Records supplied:
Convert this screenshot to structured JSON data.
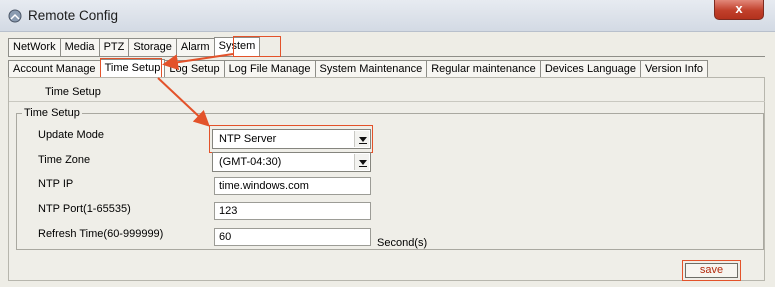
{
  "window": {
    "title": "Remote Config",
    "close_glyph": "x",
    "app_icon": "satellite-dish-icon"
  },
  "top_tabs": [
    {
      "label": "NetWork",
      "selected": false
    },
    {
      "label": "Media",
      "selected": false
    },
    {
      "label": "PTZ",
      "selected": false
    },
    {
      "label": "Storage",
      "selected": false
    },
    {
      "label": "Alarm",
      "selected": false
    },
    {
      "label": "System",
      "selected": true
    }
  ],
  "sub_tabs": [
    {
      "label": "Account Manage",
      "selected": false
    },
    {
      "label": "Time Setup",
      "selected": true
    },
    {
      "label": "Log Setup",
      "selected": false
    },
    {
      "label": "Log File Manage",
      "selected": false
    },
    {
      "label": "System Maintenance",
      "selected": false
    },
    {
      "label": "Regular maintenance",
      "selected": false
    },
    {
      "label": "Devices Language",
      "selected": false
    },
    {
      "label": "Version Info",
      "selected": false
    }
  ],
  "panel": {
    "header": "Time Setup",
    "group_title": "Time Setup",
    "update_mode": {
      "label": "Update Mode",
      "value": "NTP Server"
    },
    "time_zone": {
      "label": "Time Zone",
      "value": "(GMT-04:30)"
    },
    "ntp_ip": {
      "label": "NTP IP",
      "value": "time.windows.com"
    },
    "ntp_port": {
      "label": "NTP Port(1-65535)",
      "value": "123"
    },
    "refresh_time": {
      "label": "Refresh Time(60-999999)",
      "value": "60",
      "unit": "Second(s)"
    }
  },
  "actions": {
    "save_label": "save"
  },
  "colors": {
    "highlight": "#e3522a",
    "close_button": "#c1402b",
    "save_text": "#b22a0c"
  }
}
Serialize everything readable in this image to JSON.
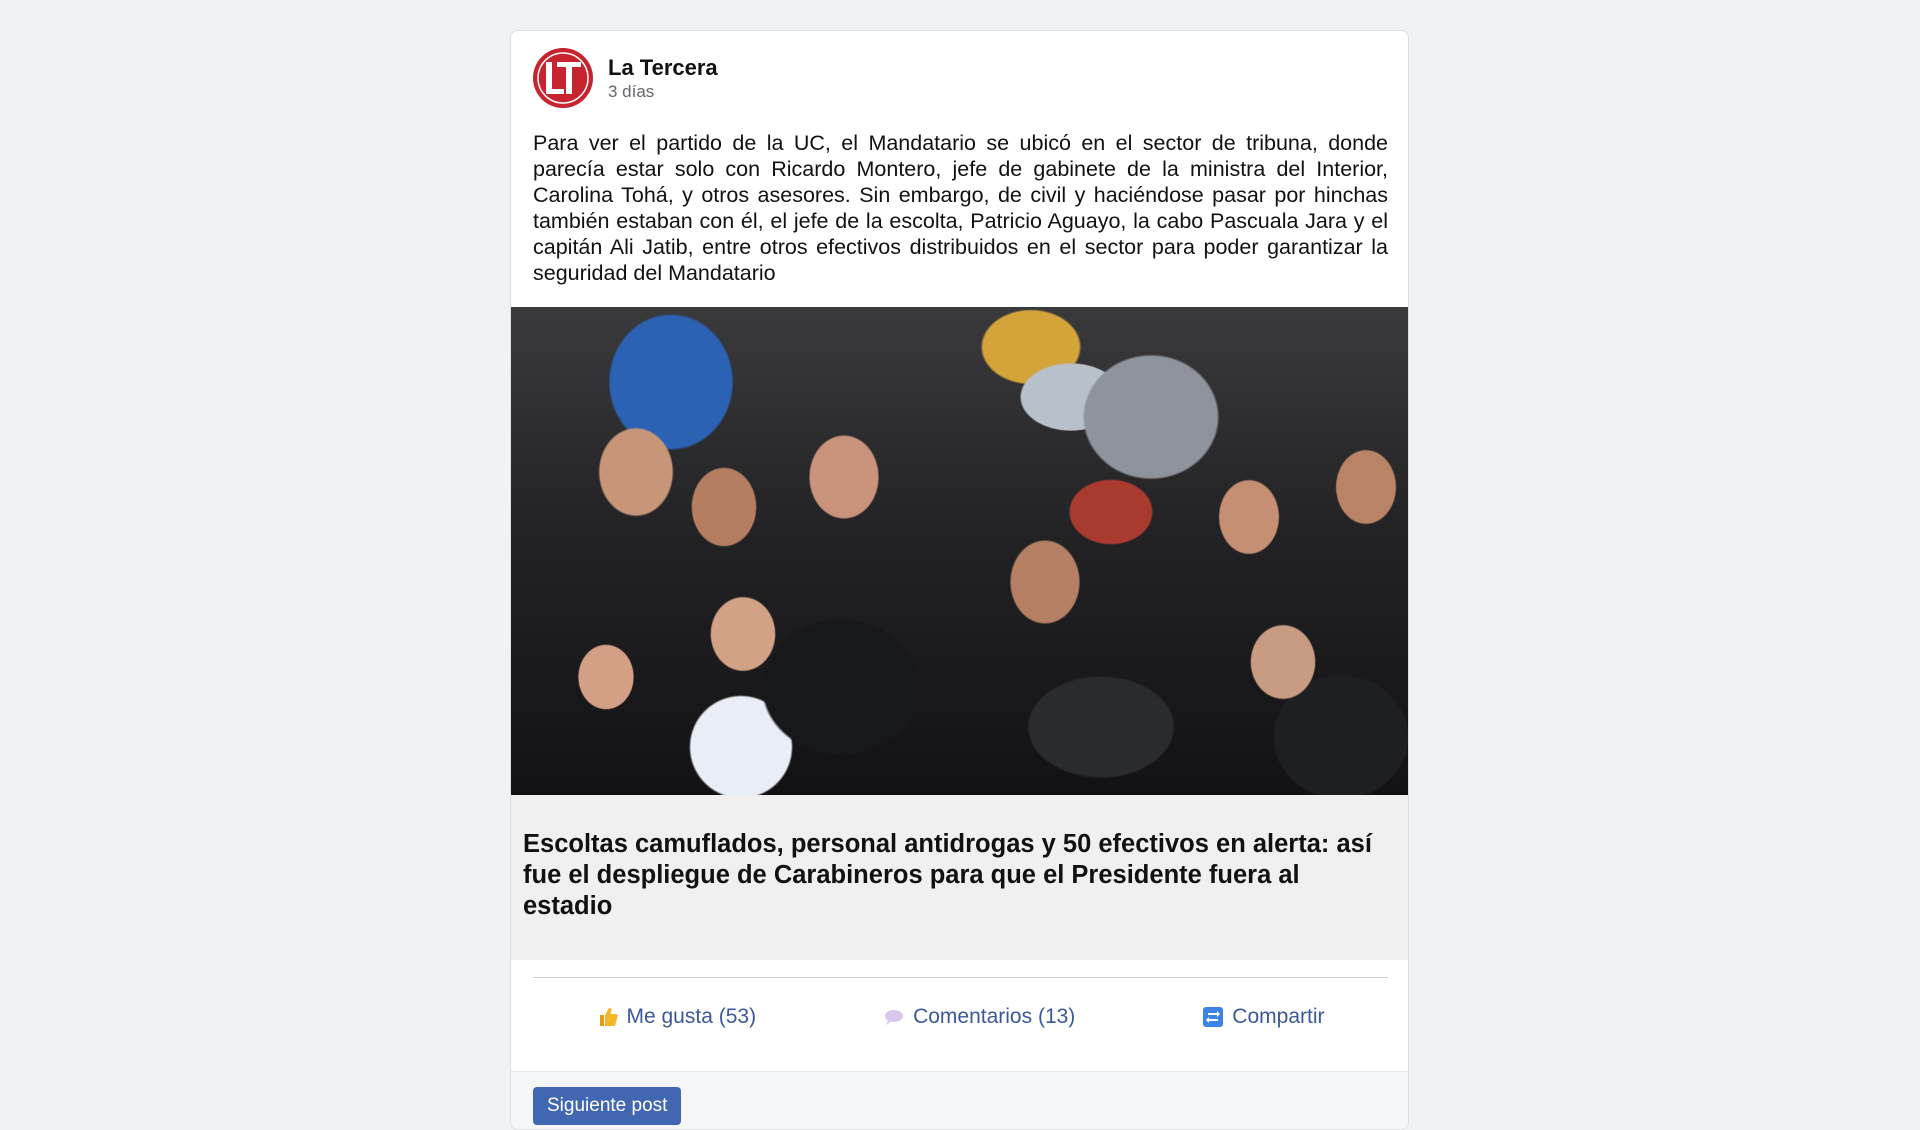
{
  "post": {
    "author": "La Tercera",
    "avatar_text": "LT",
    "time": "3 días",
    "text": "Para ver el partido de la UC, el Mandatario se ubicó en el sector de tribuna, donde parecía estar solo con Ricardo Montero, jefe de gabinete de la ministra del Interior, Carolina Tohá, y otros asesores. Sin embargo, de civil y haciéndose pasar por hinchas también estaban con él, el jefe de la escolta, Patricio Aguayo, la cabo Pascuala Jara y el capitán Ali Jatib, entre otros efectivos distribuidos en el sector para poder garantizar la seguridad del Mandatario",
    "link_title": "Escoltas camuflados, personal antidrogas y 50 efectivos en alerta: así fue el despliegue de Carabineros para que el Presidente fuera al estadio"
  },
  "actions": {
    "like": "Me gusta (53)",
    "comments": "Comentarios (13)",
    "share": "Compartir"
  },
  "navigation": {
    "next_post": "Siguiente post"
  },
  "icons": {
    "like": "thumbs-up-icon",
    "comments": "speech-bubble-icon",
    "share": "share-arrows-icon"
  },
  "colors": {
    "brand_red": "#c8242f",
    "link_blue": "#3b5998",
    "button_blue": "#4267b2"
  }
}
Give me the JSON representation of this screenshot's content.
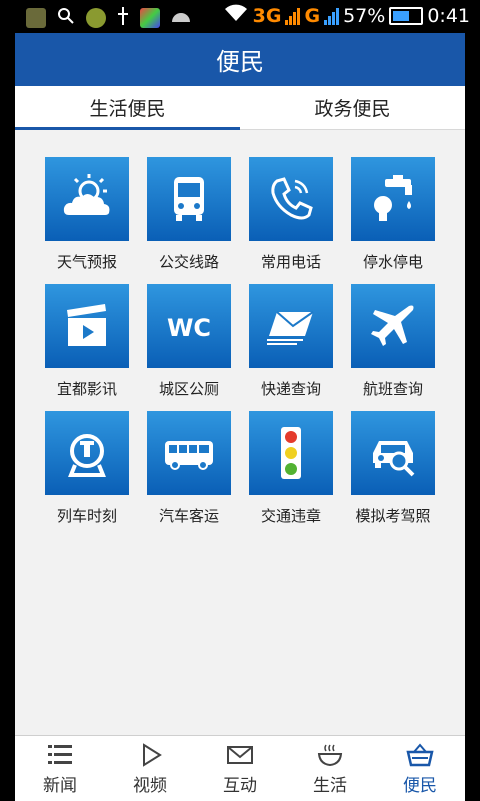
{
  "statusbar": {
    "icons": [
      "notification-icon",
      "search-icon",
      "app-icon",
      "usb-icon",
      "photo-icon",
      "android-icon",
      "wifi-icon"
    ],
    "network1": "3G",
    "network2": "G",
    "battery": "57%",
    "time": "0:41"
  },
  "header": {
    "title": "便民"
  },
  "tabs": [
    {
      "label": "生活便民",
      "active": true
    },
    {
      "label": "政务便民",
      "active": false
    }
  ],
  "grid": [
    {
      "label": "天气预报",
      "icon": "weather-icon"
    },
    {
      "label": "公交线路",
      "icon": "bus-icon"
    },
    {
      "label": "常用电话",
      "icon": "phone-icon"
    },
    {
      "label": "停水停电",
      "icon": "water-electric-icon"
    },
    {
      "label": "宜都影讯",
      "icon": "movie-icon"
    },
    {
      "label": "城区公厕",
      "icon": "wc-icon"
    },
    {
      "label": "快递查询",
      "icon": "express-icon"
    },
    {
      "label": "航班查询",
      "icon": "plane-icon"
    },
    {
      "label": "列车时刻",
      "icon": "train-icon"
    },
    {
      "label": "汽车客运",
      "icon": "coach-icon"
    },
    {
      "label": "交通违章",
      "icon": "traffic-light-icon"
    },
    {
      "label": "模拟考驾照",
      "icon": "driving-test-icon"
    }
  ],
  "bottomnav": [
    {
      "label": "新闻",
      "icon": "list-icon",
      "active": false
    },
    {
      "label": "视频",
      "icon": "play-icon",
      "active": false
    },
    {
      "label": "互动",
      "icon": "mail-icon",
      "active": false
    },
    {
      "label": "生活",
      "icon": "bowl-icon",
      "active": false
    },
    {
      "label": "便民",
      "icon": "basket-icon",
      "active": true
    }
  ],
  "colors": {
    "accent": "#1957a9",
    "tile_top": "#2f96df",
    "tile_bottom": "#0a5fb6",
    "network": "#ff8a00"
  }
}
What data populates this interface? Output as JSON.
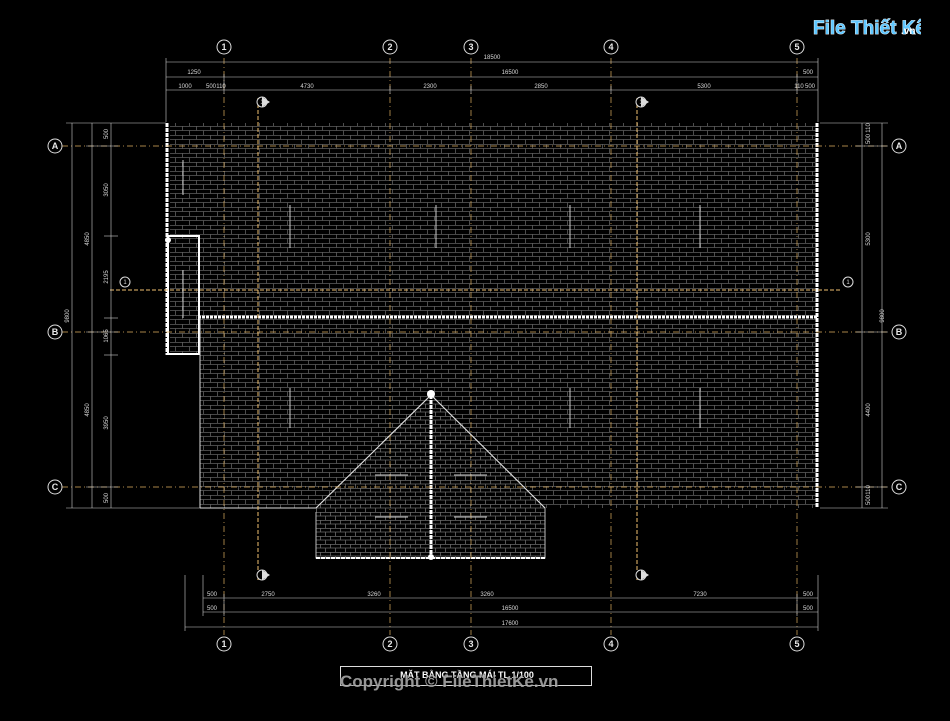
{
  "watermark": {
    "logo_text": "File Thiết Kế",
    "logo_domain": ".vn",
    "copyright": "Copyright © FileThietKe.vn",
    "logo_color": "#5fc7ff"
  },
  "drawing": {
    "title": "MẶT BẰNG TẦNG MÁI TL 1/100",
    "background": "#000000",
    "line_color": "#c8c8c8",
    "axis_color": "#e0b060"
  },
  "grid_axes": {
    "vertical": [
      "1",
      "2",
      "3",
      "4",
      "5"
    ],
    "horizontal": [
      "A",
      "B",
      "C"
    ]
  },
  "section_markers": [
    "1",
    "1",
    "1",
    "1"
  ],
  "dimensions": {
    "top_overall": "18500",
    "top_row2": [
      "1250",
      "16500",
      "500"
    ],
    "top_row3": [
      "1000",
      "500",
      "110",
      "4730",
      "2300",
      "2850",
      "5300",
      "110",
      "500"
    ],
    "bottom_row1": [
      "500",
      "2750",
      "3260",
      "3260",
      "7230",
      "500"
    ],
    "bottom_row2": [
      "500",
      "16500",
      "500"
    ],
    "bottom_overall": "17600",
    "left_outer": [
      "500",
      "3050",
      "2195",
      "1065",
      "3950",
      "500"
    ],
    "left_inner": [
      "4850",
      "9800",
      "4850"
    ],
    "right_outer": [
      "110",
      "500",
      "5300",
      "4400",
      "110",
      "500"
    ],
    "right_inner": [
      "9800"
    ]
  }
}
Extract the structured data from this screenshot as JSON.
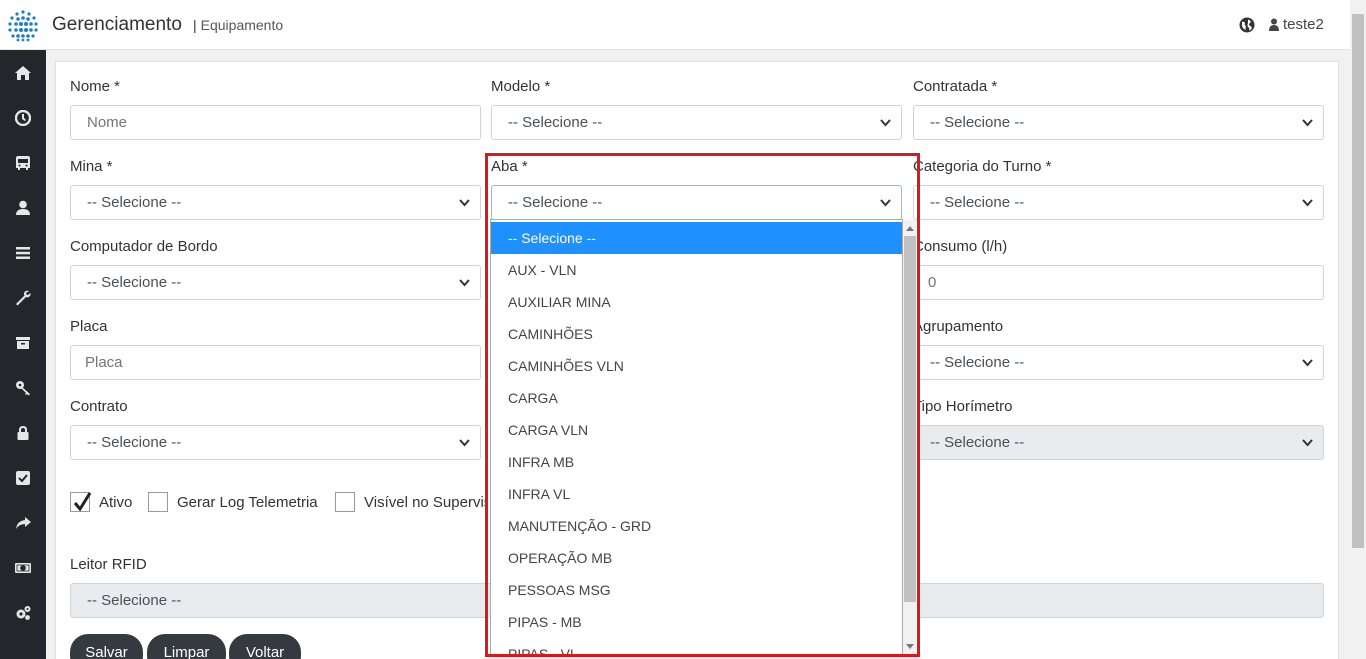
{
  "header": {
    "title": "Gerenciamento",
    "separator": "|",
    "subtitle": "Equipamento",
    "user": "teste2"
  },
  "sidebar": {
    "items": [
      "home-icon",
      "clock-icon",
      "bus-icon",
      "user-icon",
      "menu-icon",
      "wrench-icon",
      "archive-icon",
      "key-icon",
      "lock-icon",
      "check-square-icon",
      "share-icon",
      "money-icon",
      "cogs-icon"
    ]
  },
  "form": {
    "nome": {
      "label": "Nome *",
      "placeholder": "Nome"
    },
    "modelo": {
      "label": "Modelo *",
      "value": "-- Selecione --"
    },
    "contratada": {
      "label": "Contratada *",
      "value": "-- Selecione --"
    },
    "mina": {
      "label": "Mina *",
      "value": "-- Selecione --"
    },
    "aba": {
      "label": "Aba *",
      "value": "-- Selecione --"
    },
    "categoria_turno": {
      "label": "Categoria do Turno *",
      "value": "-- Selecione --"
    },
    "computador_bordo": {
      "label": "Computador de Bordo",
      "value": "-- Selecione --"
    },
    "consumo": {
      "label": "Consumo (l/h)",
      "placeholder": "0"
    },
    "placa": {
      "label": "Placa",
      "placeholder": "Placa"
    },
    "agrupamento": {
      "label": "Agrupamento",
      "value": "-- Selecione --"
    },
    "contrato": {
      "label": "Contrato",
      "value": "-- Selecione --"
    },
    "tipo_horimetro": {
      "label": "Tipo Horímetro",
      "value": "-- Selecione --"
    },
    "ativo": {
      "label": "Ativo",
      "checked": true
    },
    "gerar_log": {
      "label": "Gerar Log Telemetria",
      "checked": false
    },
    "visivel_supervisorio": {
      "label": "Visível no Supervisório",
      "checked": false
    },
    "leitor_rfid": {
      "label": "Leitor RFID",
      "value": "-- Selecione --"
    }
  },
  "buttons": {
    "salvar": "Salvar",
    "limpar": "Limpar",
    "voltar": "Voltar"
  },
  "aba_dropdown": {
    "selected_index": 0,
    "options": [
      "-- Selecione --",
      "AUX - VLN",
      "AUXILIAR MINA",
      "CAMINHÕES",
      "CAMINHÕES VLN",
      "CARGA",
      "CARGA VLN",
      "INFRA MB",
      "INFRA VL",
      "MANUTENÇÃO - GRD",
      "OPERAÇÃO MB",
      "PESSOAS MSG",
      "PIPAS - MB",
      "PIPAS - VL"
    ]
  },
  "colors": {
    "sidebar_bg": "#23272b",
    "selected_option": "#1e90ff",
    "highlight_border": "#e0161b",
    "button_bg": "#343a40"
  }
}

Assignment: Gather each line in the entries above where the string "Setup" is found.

Exercise answer:
      "label": "Time Setup",
      "label": "Log Setup",
    "header": "Time Setup",
    "group_title": "Time Setup",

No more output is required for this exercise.